- **Your objective**: While copying the entries exactly, leave out each picture they contain.

Element data from apps and pages
—————

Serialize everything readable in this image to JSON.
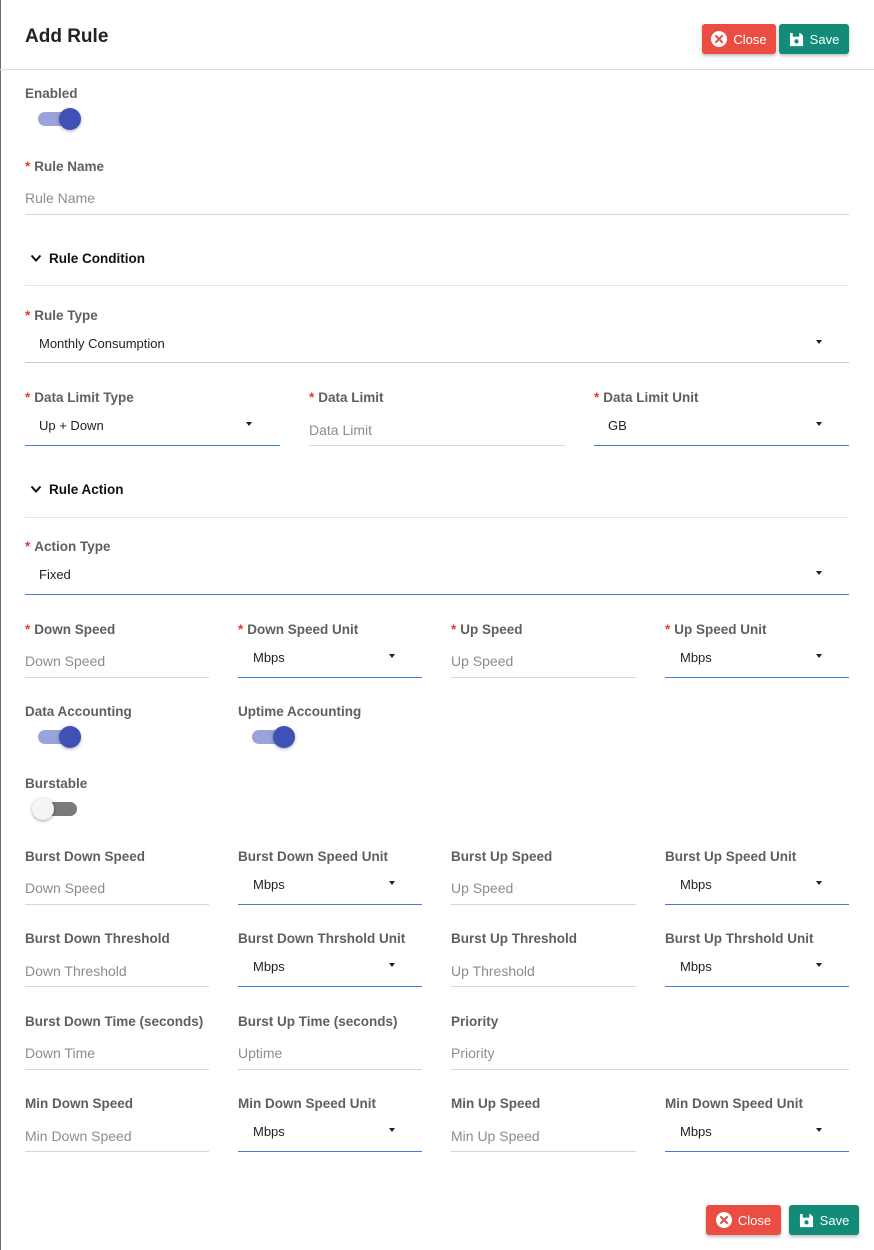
{
  "header": {
    "title": "Add Rule",
    "close_label": "Close",
    "save_label": "Save"
  },
  "footer": {
    "close_label": "Close",
    "save_label": "Save"
  },
  "colors": {
    "close": "#ec4d43",
    "save": "#128b79",
    "toggle_on": "#3f51b5",
    "required": "#e53935",
    "underline_active": "#3b7fd0"
  },
  "enabled": {
    "label": "Enabled",
    "on": true
  },
  "rule_name": {
    "label": "Rule Name",
    "placeholder": "Rule Name"
  },
  "rule_condition": {
    "title": "Rule Condition",
    "rule_type": {
      "label": "Rule Type",
      "value": "Monthly Consumption"
    },
    "data_limit_type": {
      "label": "Data Limit Type",
      "value": "Up + Down"
    },
    "data_limit": {
      "label": "Data Limit",
      "placeholder": "Data Limit"
    },
    "data_limit_unit": {
      "label": "Data Limit Unit",
      "value": "GB"
    }
  },
  "rule_action": {
    "title": "Rule Action",
    "action_type": {
      "label": "Action Type",
      "value": "Fixed"
    },
    "down_speed": {
      "label": "Down Speed",
      "placeholder": "Down Speed"
    },
    "down_speed_unit": {
      "label": "Down Speed Unit",
      "value": "Mbps"
    },
    "up_speed": {
      "label": "Up Speed",
      "placeholder": "Up Speed"
    },
    "up_speed_unit": {
      "label": "Up Speed Unit",
      "value": "Mbps"
    },
    "data_accounting": {
      "label": "Data Accounting",
      "on": true
    },
    "uptime_accounting": {
      "label": "Uptime Accounting",
      "on": true
    },
    "burstable": {
      "label": "Burstable",
      "on": false
    },
    "burst_down_speed": {
      "label": "Burst Down Speed",
      "placeholder": "Down Speed"
    },
    "burst_down_speed_unit": {
      "label": "Burst Down Speed Unit",
      "value": "Mbps"
    },
    "burst_up_speed": {
      "label": "Burst Up Speed",
      "placeholder": "Up Speed"
    },
    "burst_up_speed_unit": {
      "label": "Burst Up Speed Unit",
      "value": "Mbps"
    },
    "burst_down_threshold": {
      "label": "Burst Down Threshold",
      "placeholder": "Down Threshold"
    },
    "burst_down_threshold_unit": {
      "label": "Burst Down Thrshold Unit",
      "value": "Mbps"
    },
    "burst_up_threshold": {
      "label": "Burst Up Threshold",
      "placeholder": "Up Threshold"
    },
    "burst_up_threshold_unit": {
      "label": "Burst Up Thrshold Unit",
      "value": "Mbps"
    },
    "burst_down_time": {
      "label": "Burst Down Time (seconds)",
      "placeholder": "Down Time"
    },
    "burst_up_time": {
      "label": "Burst Up Time (seconds)",
      "placeholder": "Uptime"
    },
    "priority": {
      "label": "Priority",
      "placeholder": "Priority"
    },
    "min_down_speed": {
      "label": "Min Down Speed",
      "placeholder": "Min Down Speed"
    },
    "min_down_speed_unit": {
      "label": "Min Down Speed Unit",
      "value": "Mbps"
    },
    "min_up_speed": {
      "label": "Min Up Speed",
      "placeholder": "Min Up Speed"
    },
    "min_up_speed_unit": {
      "label": "Min Down Speed Unit",
      "value": "Mbps"
    }
  }
}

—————

- **Written solution**:
Serialize everything readable in this image to JSON.
{
  "header": {
    "title": "Add Rule",
    "close_label": "Close",
    "save_label": "Save"
  },
  "footer": {
    "close_label": "Close",
    "save_label": "Save"
  },
  "colors": {
    "close": "#ec4d43",
    "save": "#128b79",
    "toggle_on": "#3f51b5",
    "required": "#e53935",
    "underline_active": "#3b7fd0"
  },
  "enabled": {
    "label": "Enabled",
    "on": true
  },
  "rule_name": {
    "label": "Rule Name",
    "placeholder": "Rule Name"
  },
  "rule_condition": {
    "title": "Rule Condition",
    "rule_type": {
      "label": "Rule Type",
      "value": "Monthly Consumption"
    },
    "data_limit_type": {
      "label": "Data Limit Type",
      "value": "Up + Down"
    },
    "data_limit": {
      "label": "Data Limit",
      "placeholder": "Data Limit"
    },
    "data_limit_unit": {
      "label": "Data Limit Unit",
      "value": "GB"
    }
  },
  "rule_action": {
    "title": "Rule Action",
    "action_type": {
      "label": "Action Type",
      "value": "Fixed"
    },
    "down_speed": {
      "label": "Down Speed",
      "placeholder": "Down Speed"
    },
    "down_speed_unit": {
      "label": "Down Speed Unit",
      "value": "Mbps"
    },
    "up_speed": {
      "label": "Up Speed",
      "placeholder": "Up Speed"
    },
    "up_speed_unit": {
      "label": "Up Speed Unit",
      "value": "Mbps"
    },
    "data_accounting": {
      "label": "Data Accounting",
      "on": true
    },
    "uptime_accounting": {
      "label": "Uptime Accounting",
      "on": true
    },
    "burstable": {
      "label": "Burstable",
      "on": false
    },
    "burst_down_speed": {
      "label": "Burst Down Speed",
      "placeholder": "Down Speed"
    },
    "burst_down_speed_unit": {
      "label": "Burst Down Speed Unit",
      "value": "Mbps"
    },
    "burst_up_speed": {
      "label": "Burst Up Speed",
      "placeholder": "Up Speed"
    },
    "burst_up_speed_unit": {
      "label": "Burst Up Speed Unit",
      "value": "Mbps"
    },
    "burst_down_threshold": {
      "label": "Burst Down Threshold",
      "placeholder": "Down Threshold"
    },
    "burst_down_threshold_unit": {
      "label": "Burst Down Thrshold Unit",
      "value": "Mbps"
    },
    "burst_up_threshold": {
      "label": "Burst Up Threshold",
      "placeholder": "Up Threshold"
    },
    "burst_up_threshold_unit": {
      "label": "Burst Up Thrshold Unit",
      "value": "Mbps"
    },
    "burst_down_time": {
      "label": "Burst Down Time (seconds)",
      "placeholder": "Down Time"
    },
    "burst_up_time": {
      "label": "Burst Up Time (seconds)",
      "placeholder": "Uptime"
    },
    "priority": {
      "label": "Priority",
      "placeholder": "Priority"
    },
    "min_down_speed": {
      "label": "Min Down Speed",
      "placeholder": "Min Down Speed"
    },
    "min_down_speed_unit": {
      "label": "Min Down Speed Unit",
      "value": "Mbps"
    },
    "min_up_speed": {
      "label": "Min Up Speed",
      "placeholder": "Min Up Speed"
    },
    "min_up_speed_unit": {
      "label": "Min Down Speed Unit",
      "value": "Mbps"
    }
  }
}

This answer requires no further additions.